Since I prefer to do most of my own work on our bikes and enjoy putting in whatever effort it takes to insure everything works right, I decided to study the upgrade route. I found that the costs savings for me was huge. Additionally, I did have the time and patience to chase the new parts and to wait to buy them only when the price and quality was right. The whole upgrade process was simply a fun project for me.
I ended up upgrading most everything imaginable on the old C’dale, (except the fork) and now have a bike with modern higher end components that is perfectly tailored for the type of riding we do. We enjoy it more than ever and I did it for a fraction of the cost of a new one. Granted our upgraded older bike is still a few pounds heavier than the latest and greatest but for $4000 +/- in savings, I can live with that….some folks can’t and that is certainly understandable.

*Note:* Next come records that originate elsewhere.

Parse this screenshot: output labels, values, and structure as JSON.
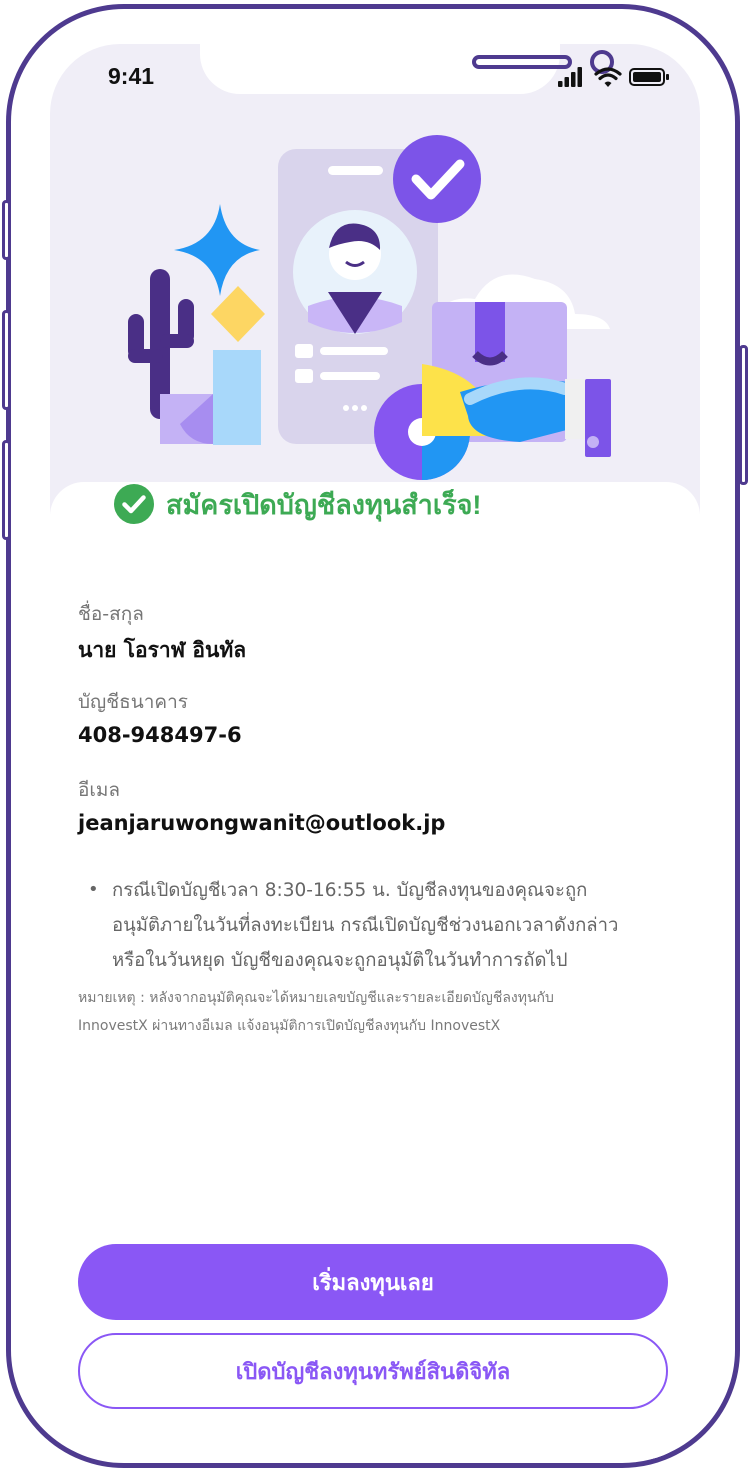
{
  "status_bar": {
    "time": "9:41"
  },
  "success": {
    "title": "สมัครเปิดบัญชีลงทุนสำเร็จ!"
  },
  "details": [
    {
      "label": "ชื่อ-สกุล",
      "value": "นาย โอราฬ อินทัล"
    },
    {
      "label": "บัญชีธนาคาร",
      "value": "408-948497-6"
    },
    {
      "label": "อีเมล",
      "value": "jeanjaruwongwanit@outlook.jp"
    }
  ],
  "note": {
    "bullet": "•",
    "bullet_lines": [
      "กรณีเปิดบัญชีเวลา 8:30-16:55 น. บัญชีลงทุนของคุณจะถูก",
      "อนุมัติภายในวันที่ลงทะเบียน กรณีเปิดบัญชีช่วงนอกเวลาดังกล่าว",
      "หรือในวันหยุด บัญชีของคุณจะถูกอนุมัติในวันทำการถัดไป"
    ],
    "remark_lines": [
      "หมายเหตุ : หลังจากอนุมัติคุณจะได้หมายเลขบัญชีและรายละเอียดบัญชีลงทุนกับ",
      "InnovestX ผ่านทางอีเมล แจ้งอนุมัติการเปิดบัญชีลงทุนกับ InnovestX"
    ]
  },
  "buttons": {
    "primary": "เริ่มลงทุนเลย",
    "secondary": "เปิดบัญชีลงทุนทรัพย์สินดิจิทัล"
  },
  "colors": {
    "accent": "#8a57f5",
    "success": "#3daa54",
    "frame": "#4e3a8f"
  },
  "icons": [
    "signal-icon",
    "wifi-icon",
    "battery-icon",
    "check-circle-icon"
  ]
}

Lastly…IF I find myself restless once again, I can always go out and just buy a new frame for $2 or $3k, transfer most of my components to it and have the latest and greatest but then any of the original savings will be gone (plus a bit more most likely), so… one might then ask…what the heck was I thinking from the start??? For me the answer is …it was fun and I enjoyed it! BUT.. as I said up top, “It is not the best route for everyone”.
Good luck and have fun no matter what way you go…let us know what you ultimately do.